Oh, to be young again…Really? Recently, a friend sent me letters I had written to her during our first year in college. In one letter, I wrote: “I went to a meeting last night that will change my life forever. I learned about institutional racism: we are all racists.” The following week I wrote, “I am done with that, but a really cute boy sat next to me in art history.” Was I really that shallow and self-absorbed? I guess so. In another letter, I said, “We should start a French-speaking commune. We could grow our own food, speak only French and at night we could show Truffaut movies.”
In one letter, my friend wrote that she was depressed. Ever the competitive Girls High girl, I wrote back that I was more depressed than she was depressed. I was competing about depression? Clearly, my empathy skills were not yet highly developed.
I was a college freshman during some of the most pivotal events of the 21st century: the Vietnam draft lottery, man walking on the moon, Woodstock, educational bastions like Yale admitting women, the DNC convention in Chicago, the first ATM, founding of PBS, the first withdrawal of troops from Vietnam, invention of the first micro-processor. Amidst all of this, I wrote about how many calories I had consumed that day, obsessed over my GPA and worried about course selection. As I looked at what was important to my 19-year old self, I was disappointed in my values, shocked at how mercurial I was, and struck by the fact that I didn’t seem happy. Being young was way harder than I remembered.
I realized that I am happier now than I was when I was young, and it turns out, I am not alone. In a study by the Journal of Clinical Psychiatry, researchers found that young people report the highest levels of depression, anxiety and stress, and the lowest level of happiness, satisfaction and well-being.
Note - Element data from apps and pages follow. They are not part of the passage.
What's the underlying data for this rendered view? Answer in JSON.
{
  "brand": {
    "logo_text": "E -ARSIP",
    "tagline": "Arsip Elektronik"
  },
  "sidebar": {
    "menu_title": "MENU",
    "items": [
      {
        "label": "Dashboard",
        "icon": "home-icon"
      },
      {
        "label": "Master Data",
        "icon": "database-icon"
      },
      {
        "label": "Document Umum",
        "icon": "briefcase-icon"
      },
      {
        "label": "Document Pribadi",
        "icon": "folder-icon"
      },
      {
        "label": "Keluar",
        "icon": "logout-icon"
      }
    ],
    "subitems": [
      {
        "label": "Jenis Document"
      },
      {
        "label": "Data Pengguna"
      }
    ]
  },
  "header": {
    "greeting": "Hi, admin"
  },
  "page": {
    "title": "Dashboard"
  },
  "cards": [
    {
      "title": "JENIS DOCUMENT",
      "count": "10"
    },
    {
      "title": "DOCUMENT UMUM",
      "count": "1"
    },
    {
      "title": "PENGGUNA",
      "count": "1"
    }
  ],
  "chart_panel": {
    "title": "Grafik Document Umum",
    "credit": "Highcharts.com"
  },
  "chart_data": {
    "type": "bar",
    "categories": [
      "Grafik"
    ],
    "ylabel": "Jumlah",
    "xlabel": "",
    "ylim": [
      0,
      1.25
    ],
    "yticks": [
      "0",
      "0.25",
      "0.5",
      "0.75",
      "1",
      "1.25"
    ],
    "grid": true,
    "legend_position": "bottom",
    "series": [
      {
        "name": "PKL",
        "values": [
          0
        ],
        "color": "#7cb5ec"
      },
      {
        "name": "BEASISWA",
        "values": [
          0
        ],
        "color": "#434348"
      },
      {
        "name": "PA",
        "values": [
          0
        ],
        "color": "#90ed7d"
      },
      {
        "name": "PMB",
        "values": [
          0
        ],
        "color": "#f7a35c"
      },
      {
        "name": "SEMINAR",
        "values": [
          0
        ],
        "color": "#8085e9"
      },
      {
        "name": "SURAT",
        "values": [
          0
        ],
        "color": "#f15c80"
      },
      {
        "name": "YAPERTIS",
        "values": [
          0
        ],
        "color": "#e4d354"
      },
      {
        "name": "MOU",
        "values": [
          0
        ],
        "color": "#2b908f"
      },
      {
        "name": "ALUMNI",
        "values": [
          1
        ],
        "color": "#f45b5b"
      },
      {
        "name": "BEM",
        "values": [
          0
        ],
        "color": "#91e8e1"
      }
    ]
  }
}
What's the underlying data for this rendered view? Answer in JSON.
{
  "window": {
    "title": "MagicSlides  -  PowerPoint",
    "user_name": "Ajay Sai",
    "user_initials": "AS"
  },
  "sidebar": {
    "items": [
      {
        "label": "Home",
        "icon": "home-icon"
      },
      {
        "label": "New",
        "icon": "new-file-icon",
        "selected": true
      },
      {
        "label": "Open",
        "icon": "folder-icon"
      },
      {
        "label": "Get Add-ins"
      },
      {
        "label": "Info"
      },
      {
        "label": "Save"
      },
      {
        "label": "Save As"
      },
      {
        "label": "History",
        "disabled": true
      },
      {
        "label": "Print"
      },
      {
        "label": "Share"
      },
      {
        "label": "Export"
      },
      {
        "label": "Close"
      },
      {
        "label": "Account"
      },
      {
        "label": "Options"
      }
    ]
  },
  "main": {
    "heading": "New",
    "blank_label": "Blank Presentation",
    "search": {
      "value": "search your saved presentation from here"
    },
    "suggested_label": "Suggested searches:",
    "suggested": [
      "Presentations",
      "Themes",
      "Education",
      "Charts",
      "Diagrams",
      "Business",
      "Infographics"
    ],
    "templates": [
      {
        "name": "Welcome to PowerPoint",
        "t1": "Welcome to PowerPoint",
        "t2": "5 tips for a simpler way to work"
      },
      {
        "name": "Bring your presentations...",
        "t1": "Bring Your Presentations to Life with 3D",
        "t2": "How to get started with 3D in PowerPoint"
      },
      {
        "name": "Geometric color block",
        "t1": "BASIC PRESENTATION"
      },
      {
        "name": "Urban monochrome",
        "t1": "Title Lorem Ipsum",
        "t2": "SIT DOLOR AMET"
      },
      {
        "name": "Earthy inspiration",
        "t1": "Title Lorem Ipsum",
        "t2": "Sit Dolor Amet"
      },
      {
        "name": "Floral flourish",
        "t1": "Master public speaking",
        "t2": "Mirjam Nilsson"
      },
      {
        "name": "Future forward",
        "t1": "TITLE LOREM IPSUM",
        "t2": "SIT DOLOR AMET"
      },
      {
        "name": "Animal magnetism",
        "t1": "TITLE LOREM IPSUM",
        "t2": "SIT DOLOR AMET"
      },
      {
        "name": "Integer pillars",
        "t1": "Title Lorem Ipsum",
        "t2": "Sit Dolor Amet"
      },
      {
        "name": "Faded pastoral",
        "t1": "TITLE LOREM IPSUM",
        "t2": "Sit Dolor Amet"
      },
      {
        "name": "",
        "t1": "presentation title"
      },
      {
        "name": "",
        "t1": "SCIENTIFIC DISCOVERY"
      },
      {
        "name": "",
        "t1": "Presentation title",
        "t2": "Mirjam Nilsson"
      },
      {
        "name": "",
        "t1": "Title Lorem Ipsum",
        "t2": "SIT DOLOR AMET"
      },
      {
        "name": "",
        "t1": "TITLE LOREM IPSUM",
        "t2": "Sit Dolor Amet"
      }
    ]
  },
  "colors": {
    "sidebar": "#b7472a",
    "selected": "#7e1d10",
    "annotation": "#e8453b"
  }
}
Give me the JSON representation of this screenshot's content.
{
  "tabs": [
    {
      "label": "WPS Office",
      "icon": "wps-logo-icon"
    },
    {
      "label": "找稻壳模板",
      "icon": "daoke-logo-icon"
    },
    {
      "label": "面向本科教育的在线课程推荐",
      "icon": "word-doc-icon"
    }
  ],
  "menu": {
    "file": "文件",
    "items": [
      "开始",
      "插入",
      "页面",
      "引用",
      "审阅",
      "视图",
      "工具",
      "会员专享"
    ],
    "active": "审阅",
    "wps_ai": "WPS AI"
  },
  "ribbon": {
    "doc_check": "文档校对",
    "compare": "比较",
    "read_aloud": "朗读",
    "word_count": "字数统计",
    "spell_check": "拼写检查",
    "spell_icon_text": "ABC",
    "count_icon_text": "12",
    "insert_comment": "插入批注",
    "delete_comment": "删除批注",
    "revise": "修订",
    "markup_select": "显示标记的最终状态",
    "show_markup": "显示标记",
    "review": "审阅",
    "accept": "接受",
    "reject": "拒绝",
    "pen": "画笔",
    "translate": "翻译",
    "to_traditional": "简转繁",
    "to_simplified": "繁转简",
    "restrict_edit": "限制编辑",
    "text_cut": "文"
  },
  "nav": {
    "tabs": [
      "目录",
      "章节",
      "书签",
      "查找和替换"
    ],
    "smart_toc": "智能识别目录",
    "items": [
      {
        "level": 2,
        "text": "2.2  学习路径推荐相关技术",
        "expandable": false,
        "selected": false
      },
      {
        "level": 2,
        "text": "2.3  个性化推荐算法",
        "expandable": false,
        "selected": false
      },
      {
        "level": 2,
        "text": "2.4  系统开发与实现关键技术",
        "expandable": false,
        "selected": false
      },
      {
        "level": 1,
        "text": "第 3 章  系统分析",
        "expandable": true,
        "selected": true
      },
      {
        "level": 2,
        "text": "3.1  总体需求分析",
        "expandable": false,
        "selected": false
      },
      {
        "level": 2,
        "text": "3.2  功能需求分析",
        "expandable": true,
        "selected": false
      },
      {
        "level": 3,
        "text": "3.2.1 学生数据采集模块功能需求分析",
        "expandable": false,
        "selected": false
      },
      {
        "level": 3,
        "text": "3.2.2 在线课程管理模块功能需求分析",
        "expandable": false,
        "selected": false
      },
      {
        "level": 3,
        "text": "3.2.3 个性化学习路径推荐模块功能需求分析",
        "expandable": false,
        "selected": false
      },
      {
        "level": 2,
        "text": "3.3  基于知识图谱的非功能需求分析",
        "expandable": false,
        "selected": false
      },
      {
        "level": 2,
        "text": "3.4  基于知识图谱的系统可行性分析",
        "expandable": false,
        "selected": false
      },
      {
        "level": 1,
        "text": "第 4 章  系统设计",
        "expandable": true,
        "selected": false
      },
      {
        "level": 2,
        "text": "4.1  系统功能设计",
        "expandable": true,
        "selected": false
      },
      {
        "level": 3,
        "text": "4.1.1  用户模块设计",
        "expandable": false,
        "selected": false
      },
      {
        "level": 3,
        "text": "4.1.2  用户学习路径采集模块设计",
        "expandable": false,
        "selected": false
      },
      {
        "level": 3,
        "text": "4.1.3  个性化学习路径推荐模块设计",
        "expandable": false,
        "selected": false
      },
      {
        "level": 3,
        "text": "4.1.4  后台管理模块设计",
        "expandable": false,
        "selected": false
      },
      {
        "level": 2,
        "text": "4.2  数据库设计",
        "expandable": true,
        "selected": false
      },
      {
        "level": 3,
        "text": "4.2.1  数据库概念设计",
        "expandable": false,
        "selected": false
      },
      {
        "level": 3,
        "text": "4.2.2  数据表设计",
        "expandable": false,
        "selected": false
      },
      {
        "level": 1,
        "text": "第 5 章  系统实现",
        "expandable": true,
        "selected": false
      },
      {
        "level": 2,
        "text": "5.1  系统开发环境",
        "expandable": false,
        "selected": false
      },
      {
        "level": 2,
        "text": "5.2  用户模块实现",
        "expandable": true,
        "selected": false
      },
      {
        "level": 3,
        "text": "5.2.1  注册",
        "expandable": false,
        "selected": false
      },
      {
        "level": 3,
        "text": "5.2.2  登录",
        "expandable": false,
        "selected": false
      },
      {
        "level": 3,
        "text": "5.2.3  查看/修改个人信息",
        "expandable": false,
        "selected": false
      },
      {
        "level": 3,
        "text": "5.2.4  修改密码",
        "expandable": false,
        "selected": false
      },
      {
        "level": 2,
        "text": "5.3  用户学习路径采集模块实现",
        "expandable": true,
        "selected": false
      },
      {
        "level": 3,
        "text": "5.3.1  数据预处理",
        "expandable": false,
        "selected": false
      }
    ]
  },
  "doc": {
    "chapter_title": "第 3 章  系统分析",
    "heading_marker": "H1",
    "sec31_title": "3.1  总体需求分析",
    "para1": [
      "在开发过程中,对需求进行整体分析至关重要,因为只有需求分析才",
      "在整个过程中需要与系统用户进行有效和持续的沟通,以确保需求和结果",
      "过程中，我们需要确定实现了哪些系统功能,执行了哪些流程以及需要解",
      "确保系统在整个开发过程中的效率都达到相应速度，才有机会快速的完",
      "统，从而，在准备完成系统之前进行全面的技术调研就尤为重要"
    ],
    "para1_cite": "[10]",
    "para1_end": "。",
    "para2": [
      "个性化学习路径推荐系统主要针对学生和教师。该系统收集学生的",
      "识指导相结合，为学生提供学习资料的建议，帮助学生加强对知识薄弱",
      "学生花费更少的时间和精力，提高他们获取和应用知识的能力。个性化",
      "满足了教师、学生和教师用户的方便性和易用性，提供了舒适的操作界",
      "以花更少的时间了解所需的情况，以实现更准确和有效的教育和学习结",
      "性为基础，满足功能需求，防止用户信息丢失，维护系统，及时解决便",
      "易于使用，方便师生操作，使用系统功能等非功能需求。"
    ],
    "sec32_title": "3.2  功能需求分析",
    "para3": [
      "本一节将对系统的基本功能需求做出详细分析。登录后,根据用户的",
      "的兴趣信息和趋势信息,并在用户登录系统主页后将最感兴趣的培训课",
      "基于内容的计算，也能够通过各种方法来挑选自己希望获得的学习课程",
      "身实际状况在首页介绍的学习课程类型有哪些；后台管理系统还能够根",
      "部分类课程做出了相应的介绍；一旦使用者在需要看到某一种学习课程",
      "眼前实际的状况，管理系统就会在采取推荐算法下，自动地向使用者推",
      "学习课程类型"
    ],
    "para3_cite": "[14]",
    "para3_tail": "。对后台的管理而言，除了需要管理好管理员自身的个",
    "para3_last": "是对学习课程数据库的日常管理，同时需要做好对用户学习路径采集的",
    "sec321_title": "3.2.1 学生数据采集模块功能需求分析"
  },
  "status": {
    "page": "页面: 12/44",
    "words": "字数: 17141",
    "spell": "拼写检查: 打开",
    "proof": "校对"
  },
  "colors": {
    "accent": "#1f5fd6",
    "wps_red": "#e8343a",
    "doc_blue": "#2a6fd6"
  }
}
In spite of stiffening joints, weakening muscles, fading eyesight, clouded memory and the modern world’s contempt of aging, old people are surprisingly the happiest. Across countries and cultures, research results are remarkably similar: older adults are happier than younger people. The increased happiness and greater sense of well-being, moreover, are not the result of external circumstances, but of internal changes.
It seems that older people are better at controlling their emotions, accepting misfortune and are less prone to anger. In one study, subjects were asked to listen to recordings of people saying disparaging things about them. They found that older people were less angry, often taking the view, “You can’t please all the people all the time.” This resonates with me. Years ago, I would have been devastated if someone didn’t like me. Now, I think: “Lots of people don’t like me; get in line.”
Do I want to be young again? No. Like essayist/screenwriter Nora Ephron, I do feel bad about my neck, but it is what it is. Perhaps acceptance of aging is itself a source of relief. As William James observed, “How pleasant is the day when we give up striving to be young, or slender.”
By Margit Novack